Your task
Could you please return each line of the data that has the word "this"?

Dataset entries
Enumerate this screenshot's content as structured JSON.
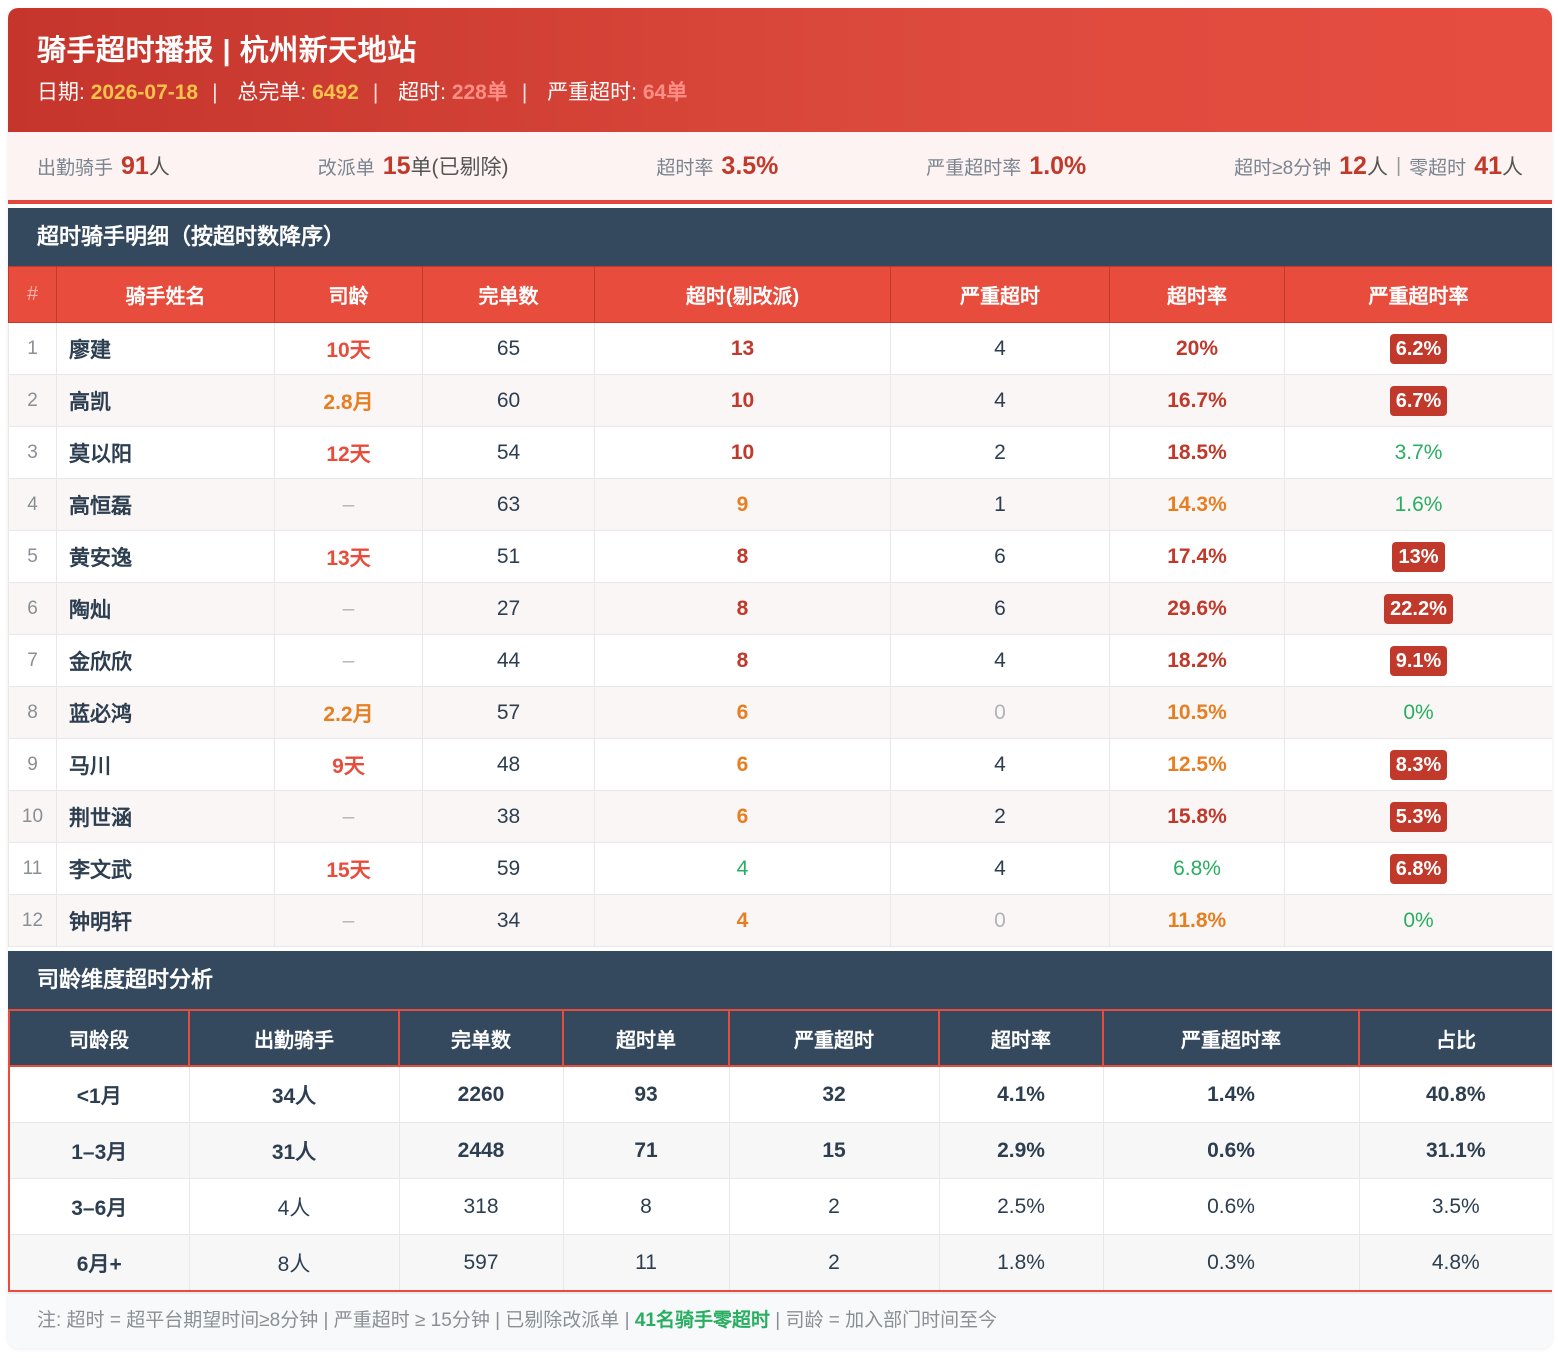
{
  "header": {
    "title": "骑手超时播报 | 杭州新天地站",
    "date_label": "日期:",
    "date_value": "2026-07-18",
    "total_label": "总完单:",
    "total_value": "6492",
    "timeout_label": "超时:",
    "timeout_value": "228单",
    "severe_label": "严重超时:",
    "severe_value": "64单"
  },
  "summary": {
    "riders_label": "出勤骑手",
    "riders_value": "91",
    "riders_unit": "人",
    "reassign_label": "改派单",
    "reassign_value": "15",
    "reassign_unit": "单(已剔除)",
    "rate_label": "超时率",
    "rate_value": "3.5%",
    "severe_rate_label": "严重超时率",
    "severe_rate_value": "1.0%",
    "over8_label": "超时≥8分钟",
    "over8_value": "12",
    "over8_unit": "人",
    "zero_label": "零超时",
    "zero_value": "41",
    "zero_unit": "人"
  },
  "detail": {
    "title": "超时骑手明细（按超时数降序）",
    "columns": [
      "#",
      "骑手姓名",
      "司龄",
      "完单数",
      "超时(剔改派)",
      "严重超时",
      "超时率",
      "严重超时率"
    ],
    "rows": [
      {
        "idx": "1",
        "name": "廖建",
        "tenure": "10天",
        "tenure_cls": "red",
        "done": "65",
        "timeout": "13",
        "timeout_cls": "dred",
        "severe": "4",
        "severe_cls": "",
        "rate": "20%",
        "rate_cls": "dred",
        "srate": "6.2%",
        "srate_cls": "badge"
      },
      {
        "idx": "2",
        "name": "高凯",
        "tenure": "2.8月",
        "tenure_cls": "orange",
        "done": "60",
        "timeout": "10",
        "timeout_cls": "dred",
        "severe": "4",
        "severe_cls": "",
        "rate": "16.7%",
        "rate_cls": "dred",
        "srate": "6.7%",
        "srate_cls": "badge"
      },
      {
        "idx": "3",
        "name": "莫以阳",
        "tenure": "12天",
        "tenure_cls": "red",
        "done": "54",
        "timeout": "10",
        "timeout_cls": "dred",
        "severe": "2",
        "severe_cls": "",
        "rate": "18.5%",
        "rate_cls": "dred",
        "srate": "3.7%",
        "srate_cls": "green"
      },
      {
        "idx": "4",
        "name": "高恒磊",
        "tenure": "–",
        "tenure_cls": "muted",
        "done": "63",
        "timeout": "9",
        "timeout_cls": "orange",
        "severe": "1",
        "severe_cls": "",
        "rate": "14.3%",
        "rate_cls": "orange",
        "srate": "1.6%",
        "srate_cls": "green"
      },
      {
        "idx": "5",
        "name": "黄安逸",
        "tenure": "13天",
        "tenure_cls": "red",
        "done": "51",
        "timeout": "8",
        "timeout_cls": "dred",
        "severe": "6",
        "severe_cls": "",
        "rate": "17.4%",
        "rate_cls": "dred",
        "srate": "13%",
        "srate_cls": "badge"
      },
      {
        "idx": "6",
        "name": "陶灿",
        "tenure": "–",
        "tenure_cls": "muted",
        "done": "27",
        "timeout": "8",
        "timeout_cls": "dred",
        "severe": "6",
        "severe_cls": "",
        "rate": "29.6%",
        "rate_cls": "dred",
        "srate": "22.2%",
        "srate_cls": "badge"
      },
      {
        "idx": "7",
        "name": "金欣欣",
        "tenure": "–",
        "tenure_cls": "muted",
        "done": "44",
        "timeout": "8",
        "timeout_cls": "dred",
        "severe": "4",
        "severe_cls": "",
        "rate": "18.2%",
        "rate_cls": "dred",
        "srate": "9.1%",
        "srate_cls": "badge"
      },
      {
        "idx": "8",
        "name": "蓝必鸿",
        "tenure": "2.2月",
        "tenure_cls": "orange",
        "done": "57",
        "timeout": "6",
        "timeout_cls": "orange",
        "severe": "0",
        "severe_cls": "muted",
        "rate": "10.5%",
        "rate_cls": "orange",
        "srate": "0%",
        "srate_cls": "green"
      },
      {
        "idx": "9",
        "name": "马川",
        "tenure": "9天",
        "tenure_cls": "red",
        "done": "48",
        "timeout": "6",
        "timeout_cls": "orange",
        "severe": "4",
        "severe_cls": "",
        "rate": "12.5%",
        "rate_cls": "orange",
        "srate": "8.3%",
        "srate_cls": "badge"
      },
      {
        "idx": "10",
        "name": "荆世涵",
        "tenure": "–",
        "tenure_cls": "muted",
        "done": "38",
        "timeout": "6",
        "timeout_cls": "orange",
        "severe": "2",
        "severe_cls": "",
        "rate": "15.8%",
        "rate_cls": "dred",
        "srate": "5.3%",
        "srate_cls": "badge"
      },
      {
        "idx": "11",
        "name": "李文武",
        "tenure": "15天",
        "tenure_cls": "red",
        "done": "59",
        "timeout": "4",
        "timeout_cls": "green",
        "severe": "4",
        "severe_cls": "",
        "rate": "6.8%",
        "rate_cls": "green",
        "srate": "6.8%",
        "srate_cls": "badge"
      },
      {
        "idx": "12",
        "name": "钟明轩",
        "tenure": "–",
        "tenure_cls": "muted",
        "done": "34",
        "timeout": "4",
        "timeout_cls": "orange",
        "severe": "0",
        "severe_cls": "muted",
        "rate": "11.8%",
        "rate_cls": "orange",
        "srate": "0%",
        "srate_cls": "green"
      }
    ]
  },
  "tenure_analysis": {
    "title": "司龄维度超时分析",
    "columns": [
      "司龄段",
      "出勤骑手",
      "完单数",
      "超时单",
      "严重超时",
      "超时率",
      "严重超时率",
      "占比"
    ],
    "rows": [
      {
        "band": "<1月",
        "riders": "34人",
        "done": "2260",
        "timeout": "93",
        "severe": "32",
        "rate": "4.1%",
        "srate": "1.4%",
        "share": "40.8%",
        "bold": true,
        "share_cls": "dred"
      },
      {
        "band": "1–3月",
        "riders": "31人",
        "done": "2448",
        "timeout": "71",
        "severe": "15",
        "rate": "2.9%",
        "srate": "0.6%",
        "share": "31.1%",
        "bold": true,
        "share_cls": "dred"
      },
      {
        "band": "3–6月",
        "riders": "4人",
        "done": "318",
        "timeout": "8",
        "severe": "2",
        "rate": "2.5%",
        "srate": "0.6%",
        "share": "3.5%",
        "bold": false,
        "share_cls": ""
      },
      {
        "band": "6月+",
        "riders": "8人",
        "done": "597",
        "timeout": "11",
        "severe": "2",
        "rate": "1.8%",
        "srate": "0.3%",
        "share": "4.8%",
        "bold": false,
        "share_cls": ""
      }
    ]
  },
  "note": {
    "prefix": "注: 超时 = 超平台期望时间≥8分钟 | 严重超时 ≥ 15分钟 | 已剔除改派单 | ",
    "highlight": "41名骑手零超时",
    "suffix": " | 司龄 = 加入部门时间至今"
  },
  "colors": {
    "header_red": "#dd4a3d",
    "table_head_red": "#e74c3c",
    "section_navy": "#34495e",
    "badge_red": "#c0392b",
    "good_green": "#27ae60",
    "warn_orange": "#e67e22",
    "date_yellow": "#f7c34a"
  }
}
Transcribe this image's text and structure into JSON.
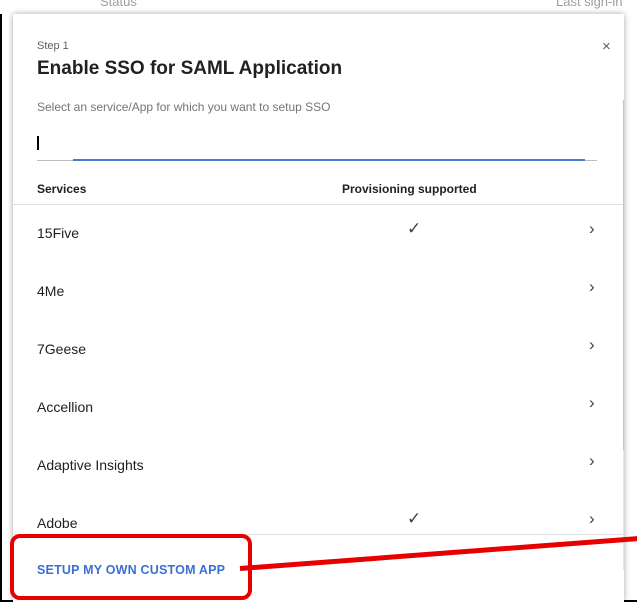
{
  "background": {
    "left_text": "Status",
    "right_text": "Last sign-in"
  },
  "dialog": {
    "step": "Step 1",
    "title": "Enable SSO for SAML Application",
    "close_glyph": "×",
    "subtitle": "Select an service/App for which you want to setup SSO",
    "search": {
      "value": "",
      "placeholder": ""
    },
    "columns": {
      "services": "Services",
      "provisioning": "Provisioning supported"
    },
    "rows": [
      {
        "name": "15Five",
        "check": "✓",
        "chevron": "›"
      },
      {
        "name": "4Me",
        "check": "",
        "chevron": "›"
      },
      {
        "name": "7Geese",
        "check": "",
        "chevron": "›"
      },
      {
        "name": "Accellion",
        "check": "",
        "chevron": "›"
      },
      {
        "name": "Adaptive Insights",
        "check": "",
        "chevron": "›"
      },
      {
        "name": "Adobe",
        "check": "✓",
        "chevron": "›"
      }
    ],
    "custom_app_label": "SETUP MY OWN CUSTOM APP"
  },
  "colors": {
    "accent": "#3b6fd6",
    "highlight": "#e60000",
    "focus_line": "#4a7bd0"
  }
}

Response
Enumerate this screenshot's content as structured JSON.
Transcribe this image's text and structure into JSON.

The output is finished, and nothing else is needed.